Complaints about traffic noise to EPS increased from 770 in 2020 to 1,028 in 2021, according to a report to be presented to the community and public services committee on Aug. 8. Common complaints were not being able to sleep and increased stress levels. Janz said his noise petition has been the most popular of any on his website.

Tickets for excessive traffic noise currently range from $162 to $250 under the provincial Traffic Safety Act and Edmonton's Community Standards Bylaw. Janz would like to see those fines automatically bumped up to $5,000, with penalties of $10,000 or confiscation of the vehicle for repeat offenders.

"I think we need to really hit them in the pocketbooks," Janz said. "These people drive very expensive vehicles, and they're spending thousands of dollars to make them even more noisy. And the effect it has is one jerk on the road can wake up 10,000 people in the neighbourhood."

A chart outlining the health effects of noise exposure, leading to cardiovascular disease

Large-scale epidemiological studies suggest that "transportation noise is associated with adverse cardiovascular effects, in particular (ischemic heart disease)," says the World Health Organization's Night Noise Guidelines for Europe, issued in 2009.

Oiamo agreed that steep fines would be a strong deterrent, but said they should be given alongside some form of public education and awareness campaign so that people understand why they're being ticketed.

The downstream consequences of noise disturbances is less talked about in North America, but has become a focus of European public health strategy.

"There's strict regulation with the noise directives in place to guide and regulate it on the same level as air pollution," Oiamo said of the European region that falls under the WHO's umbrella. In Canada, existing noise regulations effectively download the responsibility onto municipalities, whereas air or water pollution are provincially or federally regulated.

Although legal frameworks like Canada's and the pervasive car culture in North America make systemic action on the issue of noise pollution slow on the continent, the actions Edmonton has taken so far stand out, Oiamo noted.

"Edmonton is seemingly one of the ... leading cities when it comes to caring about this issue. There's been monitoring and enforcement of the bylaw going on there for a long time, which is a lot more than can be said for other jurisdictions."

Edmonton's attempts to attenuate traffic noise have been forward-thinking, but not without setbacks. A 2018 pilot to monitor vehicle noise and display decibel levels to passing motorists was gamified by loud drivers revving their engines to try to get a high reading. The second phase of the pilot used sound monitoring technology to identify problem areas and deploy officers to monitor the locations and hand out tickets. Neither technology is currently in use in the city.
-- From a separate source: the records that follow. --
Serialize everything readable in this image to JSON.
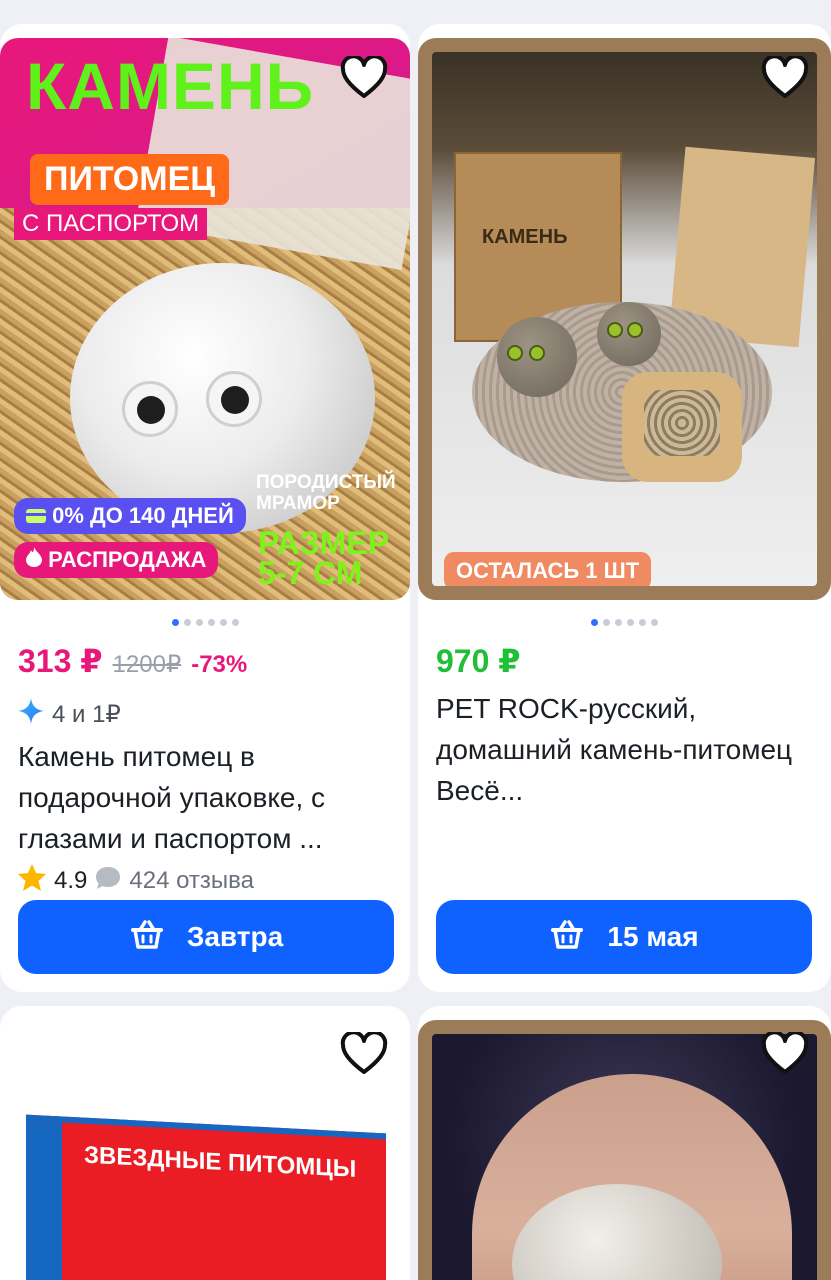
{
  "colors": {
    "accent_blue": "#0f62ff",
    "price_pink": "#e8187a",
    "price_green": "#1fbf38",
    "old_price_gray": "#9aa0ab",
    "page_bg": "#eef0f5"
  },
  "icons": {
    "favorite": "heart-icon",
    "installment": "sparkle-icon",
    "rating": "star-icon",
    "reviews": "speech-bubble-icon",
    "delivery": "basket-icon",
    "credit": "card-icon",
    "sale": "flame-icon"
  },
  "products": [
    {
      "image": {
        "title_big": "КАМЕНЬ",
        "title_pill": "ПИТОМЕЦ",
        "title_sub": "С ПАСПОРТОМ",
        "note_line1": "ПОРОДИСТЫЙ",
        "note_line2": "МРАМОР",
        "size_line1": "РАЗМЕР",
        "size_line2": "5-7 СМ",
        "badge_credit": "0% ДО 140 ДНЕЙ",
        "badge_sale": "РАСПРОДАЖА"
      },
      "carousel": {
        "current": 1,
        "total": 6
      },
      "price": "313 ₽",
      "old_price": "1200₽",
      "discount": "-73%",
      "installment": "4 и 1₽",
      "name": "Камень питомец в подарочной упаковке, с глазами и паспортом ...",
      "rating": "4.9",
      "reviews": "424 отзыва",
      "delivery": "Завтра"
    },
    {
      "image": {
        "box_label": "КАМЕНЬ",
        "badge_left": "ОСТАЛАСЬ 1 ШТ"
      },
      "carousel": {
        "current": 1,
        "total": 6
      },
      "price": "970 ₽",
      "name": "PET ROCK-русский, домашний камень-питомец Весё...",
      "delivery": "15 мая"
    },
    {
      "image": {
        "box_title": "ЗВЕЗДНЫЕ ПИТОМЦЫ"
      }
    },
    {
      "image": {}
    }
  ]
}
"We currently do not use noise monitoring technologies to assist our enforcement efforts, with the exception of equipment used for motorcycle testing when partnered up with Edmonton Police Service," said Chrystal Coleman, communications advisor with the City of Edmonton.

The WHO's guidelines for Europe state that nighttime noise levels above 45 decibels should be limited, targets that would be difficult if not impossible to hit in North America, Oiamo said.

"In Toronto, I've monitored hundreds and hundreds of locations all over the city over the last number of years, and the lowest measurement I got anywhere was 43 decibels."

Taking the loudest bikes, cars, and trucks off city streets wouldn't solve Edmonton's noise pollution problem, but they are some of the most disruptive and easy-to-legislate sources of noise. Janz asserted that people are "fed up and frustrated" by these types of excessive traffic noise in the city, and we shouldn't just accept it as an inevitable aspect of urban life.

"Cities are not noisy. You go to other cities in the world that have protections in place, and they're much, much quieter," Janz said.